Electroculture, at its core, involves the application of low levels of electrical energy to plants and their surrounding soil. This subtle electrical stimulation is believed to mimic or amplify natural electric fields that occur in the environment. As a result, it can influence plant growth, nutrient absorption, and overall health.

  • Enhanced Nutrient Uptake: The application of electrical energy has been shown to stimulate the movement of nutrients within the soil and towards the plant roots. This phenomenon accelerates nutrient absorption, leading to healthier and more nourished vegetables.

  • Improved Plant Growth: Electro-stimulated plants often exhibit increased growth rates and larger yields. This could potentially address the global challenge of feeding a growing population with limited agricultural land.

  • Reduced Pesticide Dependency: Strong and vibrant plants are naturally more resistant to pests and diseases. With enhanced growth through electroculture, the need for chemical pesticides could be reduced, promoting eco-friendly agriculture.

  • Water Conservation: Electro-stimulated plants tend to use water more efficiently due to improved nutrient uptake and minimized stress. This can contribute to water conservation, a critical concern in many regions.
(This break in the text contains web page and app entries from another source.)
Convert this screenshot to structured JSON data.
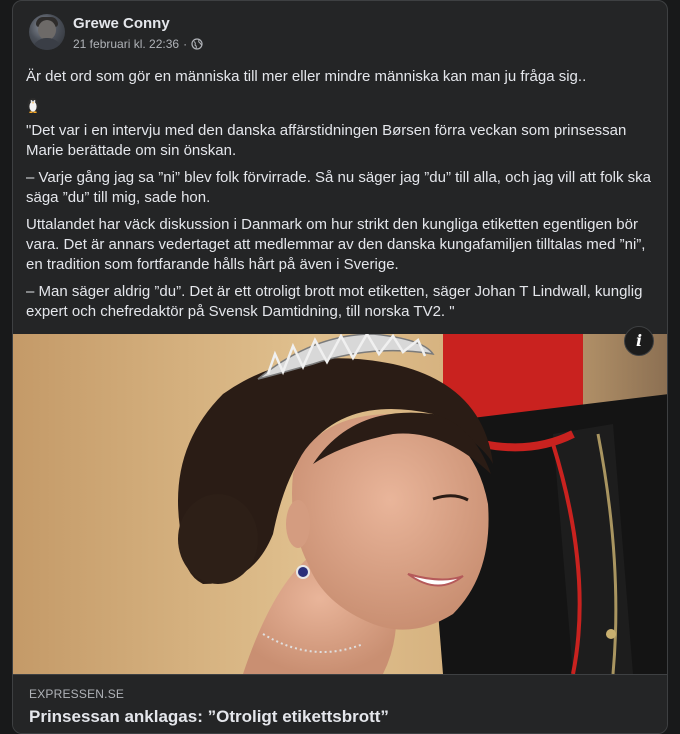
{
  "post": {
    "author": "Grewe Conny",
    "timestamp": "21 februari kl. 22:36",
    "separator": "·",
    "privacy_icon": "globe-icon",
    "paragraphs": [
      "Är det ord som gör en människa till mer eller mindre människa kan man ju fråga sig..",
      "\"Det var i en intervju med den danska affärstidningen Børsen förra veckan som prinsessan Marie berättade om sin önskan.",
      "– Varje gång jag sa ”ni” blev folk förvirrade. Så nu säger jag ”du” till alla, och jag vill att folk ska säga ”du” till mig, sade hon.",
      "Uttalandet har väck diskussion i Danmark om hur strikt den kungliga etiketten egentligen bör vara. Det är annars vedertaget att medlemmar av den danska kungafamiljen tilltalas med ”ni”, en tradition som fortfarande hålls hårt på även i Sverige.",
      "– Man säger aldrig ”du”. Det är ett otroligt brott mot etiketten, säger Johan T Lindwall, kunglig expert och chefredaktör på Svensk Damtidning, till norska TV2. \""
    ],
    "emoji": "penguin-emoji"
  },
  "link_preview": {
    "domain": "EXPRESSEN.SE",
    "title": "Prinsessan anklagas: ”Otroligt etikettsbrott”",
    "info_icon": "info-icon",
    "info_label": "i"
  },
  "colors": {
    "background": "#18191a",
    "card": "#242526",
    "text": "#e4e6eb",
    "secondary_text": "#b0b3b8"
  }
}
  • Enhanced Soil Health: The subtle electric currents encourage beneficial microorganisms in the soil, leading to improved soil structure and fertility over time.
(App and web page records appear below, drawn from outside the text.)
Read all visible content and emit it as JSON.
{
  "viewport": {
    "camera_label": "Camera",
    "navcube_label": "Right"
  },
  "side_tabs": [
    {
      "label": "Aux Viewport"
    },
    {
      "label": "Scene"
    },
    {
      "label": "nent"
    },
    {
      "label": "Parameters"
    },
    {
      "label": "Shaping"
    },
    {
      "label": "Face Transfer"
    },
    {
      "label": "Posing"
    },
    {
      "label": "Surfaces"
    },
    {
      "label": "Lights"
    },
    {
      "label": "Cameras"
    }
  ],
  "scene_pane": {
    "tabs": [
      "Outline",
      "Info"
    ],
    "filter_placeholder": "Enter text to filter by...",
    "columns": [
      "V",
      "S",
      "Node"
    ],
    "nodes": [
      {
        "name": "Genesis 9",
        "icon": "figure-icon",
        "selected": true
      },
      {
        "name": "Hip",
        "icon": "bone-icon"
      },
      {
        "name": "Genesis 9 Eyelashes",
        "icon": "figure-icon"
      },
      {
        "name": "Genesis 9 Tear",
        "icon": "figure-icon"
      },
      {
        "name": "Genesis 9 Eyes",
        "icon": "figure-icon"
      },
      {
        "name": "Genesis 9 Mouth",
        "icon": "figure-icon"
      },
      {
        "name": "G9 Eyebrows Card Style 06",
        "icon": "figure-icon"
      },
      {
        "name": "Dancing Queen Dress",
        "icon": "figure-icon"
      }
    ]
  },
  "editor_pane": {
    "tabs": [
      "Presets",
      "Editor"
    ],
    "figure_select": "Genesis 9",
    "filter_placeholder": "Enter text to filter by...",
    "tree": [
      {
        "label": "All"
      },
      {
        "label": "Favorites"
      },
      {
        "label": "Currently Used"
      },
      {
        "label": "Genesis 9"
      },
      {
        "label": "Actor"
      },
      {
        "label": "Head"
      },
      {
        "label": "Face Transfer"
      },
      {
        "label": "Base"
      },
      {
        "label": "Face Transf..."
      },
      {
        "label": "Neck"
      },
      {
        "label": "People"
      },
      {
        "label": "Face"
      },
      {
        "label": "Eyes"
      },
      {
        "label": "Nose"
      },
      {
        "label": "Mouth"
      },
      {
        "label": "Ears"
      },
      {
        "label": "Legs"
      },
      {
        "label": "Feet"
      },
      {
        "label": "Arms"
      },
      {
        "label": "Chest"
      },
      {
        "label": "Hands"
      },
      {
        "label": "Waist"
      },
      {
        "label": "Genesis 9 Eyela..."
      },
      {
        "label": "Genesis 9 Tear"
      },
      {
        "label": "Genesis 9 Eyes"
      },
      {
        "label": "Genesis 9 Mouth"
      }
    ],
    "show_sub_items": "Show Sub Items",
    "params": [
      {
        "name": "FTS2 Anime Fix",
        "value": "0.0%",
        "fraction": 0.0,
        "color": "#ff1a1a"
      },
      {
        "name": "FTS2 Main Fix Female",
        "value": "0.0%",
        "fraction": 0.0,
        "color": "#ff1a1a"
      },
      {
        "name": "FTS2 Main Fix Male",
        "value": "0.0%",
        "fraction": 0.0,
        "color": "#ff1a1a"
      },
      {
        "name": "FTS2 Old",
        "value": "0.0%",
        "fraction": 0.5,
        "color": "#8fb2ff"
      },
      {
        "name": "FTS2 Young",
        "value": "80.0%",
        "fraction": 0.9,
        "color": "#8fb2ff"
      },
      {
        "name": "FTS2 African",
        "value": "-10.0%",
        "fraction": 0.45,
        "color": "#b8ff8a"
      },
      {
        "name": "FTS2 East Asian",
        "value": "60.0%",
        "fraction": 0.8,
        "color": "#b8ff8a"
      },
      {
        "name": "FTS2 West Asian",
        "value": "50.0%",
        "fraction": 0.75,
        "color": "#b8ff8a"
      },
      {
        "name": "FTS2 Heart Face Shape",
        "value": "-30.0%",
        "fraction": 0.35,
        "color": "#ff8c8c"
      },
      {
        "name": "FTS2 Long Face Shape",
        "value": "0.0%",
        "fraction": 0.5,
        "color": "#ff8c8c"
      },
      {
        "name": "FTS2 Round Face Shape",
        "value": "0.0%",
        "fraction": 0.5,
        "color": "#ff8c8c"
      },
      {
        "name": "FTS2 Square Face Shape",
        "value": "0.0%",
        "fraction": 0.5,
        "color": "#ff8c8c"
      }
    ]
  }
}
  • Energy Efficiency: Electroculture systems typically consume low amounts of energy, making them a potentially sustainable solution for modern agriculture.

In recent years, several experiments and case studies have highlighted the efficacy of electroculture in promoting vegetable growth:

Researchers in Spain demonstrated improved growth and higher yields in tomatoes when exposed to low-level electrical stimulation.

And in France, scientists experimented with electroculture on lettuce crops, observing enhanced root development and improved resistance to disease.

Although more study is required, electroculture may have the potential to improve crop growth without the harmful effects of petroleum-based fertilizers.